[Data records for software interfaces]

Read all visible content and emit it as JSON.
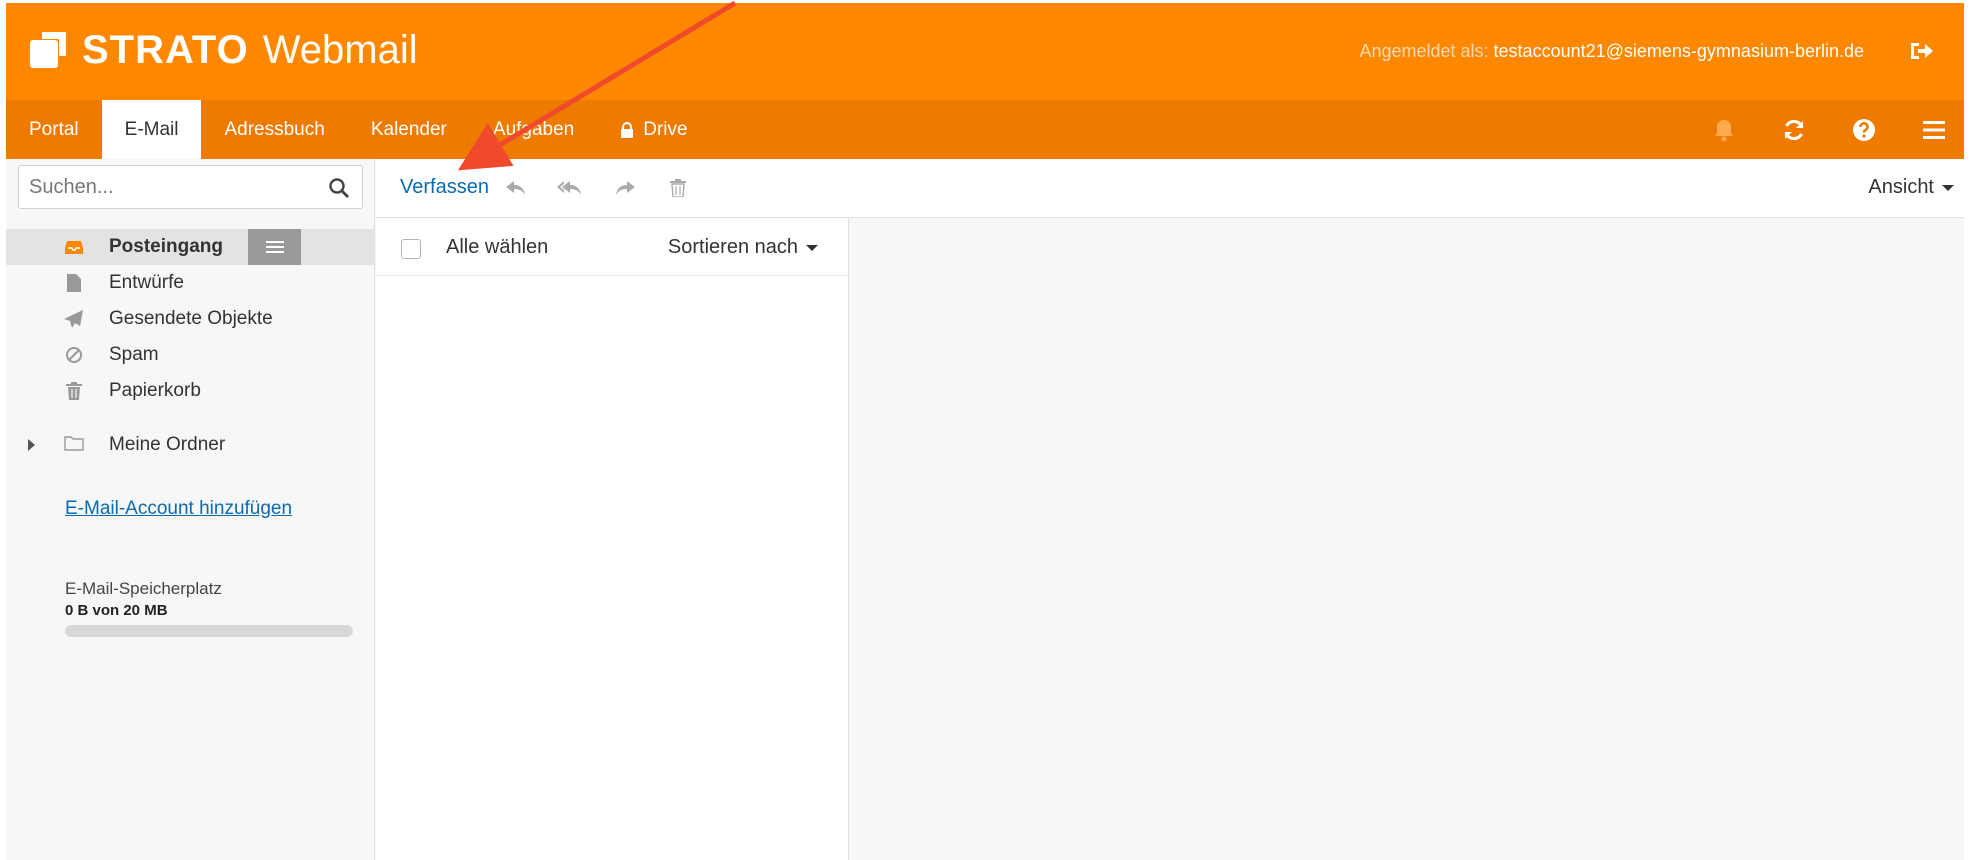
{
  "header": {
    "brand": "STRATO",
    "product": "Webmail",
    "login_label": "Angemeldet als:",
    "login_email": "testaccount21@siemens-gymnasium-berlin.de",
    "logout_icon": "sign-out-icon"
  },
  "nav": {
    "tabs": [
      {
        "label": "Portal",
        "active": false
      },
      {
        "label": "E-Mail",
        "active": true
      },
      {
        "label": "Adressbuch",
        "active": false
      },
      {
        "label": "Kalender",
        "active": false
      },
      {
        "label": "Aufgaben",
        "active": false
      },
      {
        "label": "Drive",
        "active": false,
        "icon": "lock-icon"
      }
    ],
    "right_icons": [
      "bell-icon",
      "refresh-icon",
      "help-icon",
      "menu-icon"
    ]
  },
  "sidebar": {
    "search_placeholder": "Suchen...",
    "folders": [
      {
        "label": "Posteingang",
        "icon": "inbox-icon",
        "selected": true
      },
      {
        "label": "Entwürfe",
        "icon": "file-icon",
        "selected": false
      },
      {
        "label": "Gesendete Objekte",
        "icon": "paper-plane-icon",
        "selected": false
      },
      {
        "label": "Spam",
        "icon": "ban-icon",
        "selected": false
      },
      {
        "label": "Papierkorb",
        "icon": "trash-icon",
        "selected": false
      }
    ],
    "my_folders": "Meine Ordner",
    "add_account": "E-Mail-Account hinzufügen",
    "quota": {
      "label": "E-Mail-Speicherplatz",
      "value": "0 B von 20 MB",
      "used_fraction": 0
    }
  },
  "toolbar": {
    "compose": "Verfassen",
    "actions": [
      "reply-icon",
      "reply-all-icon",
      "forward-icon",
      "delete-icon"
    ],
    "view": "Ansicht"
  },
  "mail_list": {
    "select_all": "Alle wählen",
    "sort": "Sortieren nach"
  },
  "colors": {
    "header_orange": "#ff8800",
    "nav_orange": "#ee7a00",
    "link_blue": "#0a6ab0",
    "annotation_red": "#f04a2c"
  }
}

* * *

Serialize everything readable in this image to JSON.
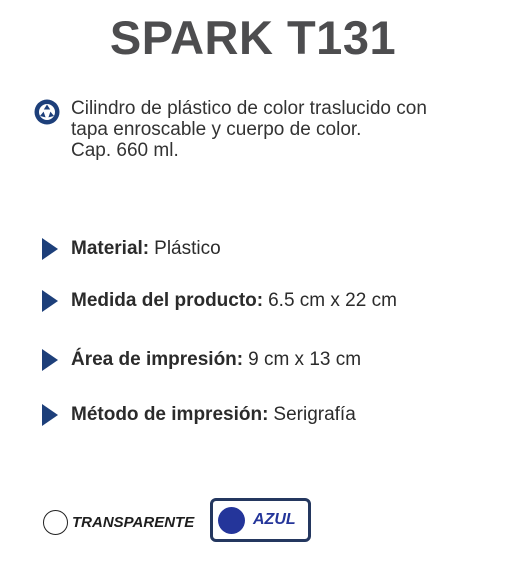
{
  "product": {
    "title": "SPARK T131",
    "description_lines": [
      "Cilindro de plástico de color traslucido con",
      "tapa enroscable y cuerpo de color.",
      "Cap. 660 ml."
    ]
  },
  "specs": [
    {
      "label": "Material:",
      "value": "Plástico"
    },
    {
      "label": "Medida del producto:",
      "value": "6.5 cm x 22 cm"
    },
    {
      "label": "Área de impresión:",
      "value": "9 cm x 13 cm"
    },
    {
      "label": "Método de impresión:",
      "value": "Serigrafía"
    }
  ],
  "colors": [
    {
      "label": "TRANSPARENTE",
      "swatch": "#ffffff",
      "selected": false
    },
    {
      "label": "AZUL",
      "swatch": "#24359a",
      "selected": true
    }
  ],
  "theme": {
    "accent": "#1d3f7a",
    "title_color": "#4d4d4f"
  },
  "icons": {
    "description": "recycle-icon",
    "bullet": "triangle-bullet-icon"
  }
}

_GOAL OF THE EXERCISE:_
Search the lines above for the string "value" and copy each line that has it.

_ANSWER TO THE PROBLEM:_
      "value": "0 B von 20 MB",
      "value": "Plástico"
      "value": "6.5 cm x 22 cm"
      "value": "9 cm x 13 cm"
      "value": "Serigrafía"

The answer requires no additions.